Journal : Human Resource Management Review, Volume 17, Issue 1, March 2007, Pages 77–92
2. اجزای ساختار سیستم HR: بررسی مقاله
3. خواص ساختاری بر اساس سطح و مدل ترکیبی برای اجزای ساختار سیستم HR
1. 3 مشکل بر اساس سطوح نادرست
2. 3 خواص ساختار در سطح واحد و مسائل جمع آوری
4. برنامههای مفاهیم مبتنی بر سطح برای تحقیق استراتژیکی HRM
1. 4 بحث پایایی درونی / چند مخاطب
2. 4 دستورالعمل های مبتنی بر سطوح برای بررسی استراتژیکی HRM
1. 2. 4 از چه کسی درخواست شود؟
چدول2:چارچوب کاری مبتنی بر سطوح اجزای سازه سیستم HR
2. 2. 4 ملاحظات اضافی در خصوص استفاده از طراحی های تک منبع در پژوهش استراتژیک HRM
3. 2. 4 چه چیزی سوال کنیم؟: تمرکز و مرجع سوال
5. بسط برنامه تحقیقاتی HRM استراتژیک: منابع و عواقب ناهمگونی سیستم درون شرکتی HR
Despite considerable empirical evidence that human resource systems are related to firm performance, significant conceptual and methodological issues remain. We argue that progress along these lines requires basic development of the validity of the HR system construct. To help accomplish this, we draw on previous strategic HRM literature and insights from organizational levels of analysis literature to explicate a levels-based HR systems approach for validating the HR systems structure. We propose that conceptual and levels-based distinctions between HR system structure components can shed light on current methodological debates in the field, and offer an expanded strategic HRM research agenda.
Despite growing empirical evidence that systems of “progressive” or “high performance” human resource practices are related to firm performance outcomes, persistent conceptual and methodological issues remain concerning the size and nature of this relationship (Becker and Gerhart, 1996, Cappelli and Newmark, 2001, Delery, 1998, Gerhart, 1999, Gerhart et al., 2000, Guest et al., 2003, Wall and Wood, 2005, Wright et al., 2005 and Wright et al., 2001). Perhaps the most significant conceptual issue involves understanding how the central construct in this literature, the human resource system, affects firm performance outcomes ( Becker and Huselid, 2006, Bowen and Ostroff, 2004, Evans and Davis, 2005 and Ferris et al., 1999). One controversy involving this issue is whether there exists a set of “best practices” that are universally effective across firm contexts and industries ( Becker and Gerhart, 1996, Datta et al., 2005, Delery and Doty, 1996 and Lepak et al., 2006). Although it is possible to identify a set of high performance work practices ( Pfeffer, 1994), empirical studies have found significant firm performance effects using different combinations of HR practices ( Becker & Gerhart, 1996). This finding of ‘equifinality’ (i.e., different HR practices are associated with similar performance outcomes), led Becker and Gerhart (1996) to propose an HR system structure explanation in which individual HR practices could be seen as embedded within the higher-level components of HR policies and “guiding principles.” In other words, equally effective firms might share certain overarching HR principles or values, but differ in terms of the specific HR programs and practices that they use ( O'Reilly & Pfeffer, 2000). In addition to issues regarding the appropriate level at which to analyze the effect of HR systems on performance, recent empirical studies have raised important methodological issues regarding the relationship between measures of HR systems and performance (Gerhart et al., 2000, Wright et al., 2005 and Wright et al., 2001). First, Gerhart, Wright, and colleagues argued that effect size estimates of the relationship between HR system measures and performance depend on assumptions about measurement reliability which may not be valid.

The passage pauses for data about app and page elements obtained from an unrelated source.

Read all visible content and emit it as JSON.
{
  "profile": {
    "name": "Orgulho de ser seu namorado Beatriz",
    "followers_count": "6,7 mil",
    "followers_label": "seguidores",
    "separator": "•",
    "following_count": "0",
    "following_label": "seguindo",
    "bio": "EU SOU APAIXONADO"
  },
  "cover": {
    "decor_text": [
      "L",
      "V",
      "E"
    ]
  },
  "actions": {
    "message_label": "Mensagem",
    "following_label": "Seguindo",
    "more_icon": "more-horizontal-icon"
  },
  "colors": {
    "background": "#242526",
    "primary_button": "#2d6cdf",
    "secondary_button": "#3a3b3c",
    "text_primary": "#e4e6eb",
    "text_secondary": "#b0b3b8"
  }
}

This issue has led to a debate within the literature concerning the significance of inter-rater reliability measures and the need for multiple respondents in measuring HR practices (Becker and Huselid, 2006 and Huselid and Becker, 2000). Second, several recent studies have called into question whether evidence from previous studies could be seen as demonstrating that HR practices caused changes in performance ( Wall and Wood, 2005 and Wright et al., 2005). These results highlight the need for strategic HRM researchers to re-examine some basic assumptions about the validity of the HR system construct in order to move research forward both theoretically and empirically. The first step in establishing construct validity is to address the issue of construct meaning and definition (Schwab, 1980). As part of this definition phase, organizational researchers need to pay special attention to the appropriate level of analysis of the construct. “For example, does the construct represent a structural property of organizations, perceptions of the property (and if so, by whom), or employee affect toward the property? Much confusion has been created because the construct referent has not been made clear in the definition and/or moving from definition to measurement” (Schwab, 1980: 12–13). This observation, made over 25 years ago, applies as well to current strategic HRM research. To move forward in terms of developing more complex and comprehensive theoretical models, the time may be right for strategic HRM researchers to pay closer attention to conceptual and empirical issues related to organizational levels of analysis (Chan, 1998, Klein et al., 1994, Kozlowski and Klein, 2000 and Rousseau, 1985). The purpose of this study is to contribute to the study of the HR system and firm performance relationship by addressing definitional and levels of analyses issues involved in conceptualizing and measuring the HR system construct. We begin by briefly reviewing the strategic HRM literature and identifying five components of the HR system structure: HR principles, policies, programs, practices and climate. Material in this section builds on previous distinctions and emphases in the strategic HRM literature. Next we draw on organizational levels of analysis literature to address current and future issues in strategic HRM research including the debate over inter-rater reliability and the identification of specific measurement and conceptual issues involved in defining and measuring the HR system structure components. From this review of research on levels of analysis, we develop guidelines for researchers to answer questions about who in the organization should provide information about the HR system construct and what types of data should be gathered. Finally, we draw on insights from the framework to discuss understanding sources of variability in measures of HR system structure components and suggest an expanded strategic HRM research agenda.
نتیجه گیری انگلیسی
In this paper, we have sought to contribute to the growing body of conceptual and empirical research linking the HR system construct and firm performance outcomes. We proposed that research progress requires addressing some basic definitional and levels of analyses issues involved in conceptualizing and measuring the HR system construct. Drawing on previous strategic HRM literature, we identified five components of the HR system structure: HR principles, policies, programs, practices, and climate. Concepts and insights from the literature on organizational levels of analysis provide important guidelines to researchers in conceptualizing and measuring these HR system structure components. In addition, distinctions between HR system components may help to shed some light on current methodological debates in the strategic HRM literature and avoid the potential for misattribution across HR system components. Finally, by questioning the within-group homogeneity assumption and exploring sources of systematic as well as random error in measures of HR system structure components, we can begin to develop and test more complex and comprehensive models that promise to enhance our knowledge of the inter-relationship between HR system components and firm performance outcomes.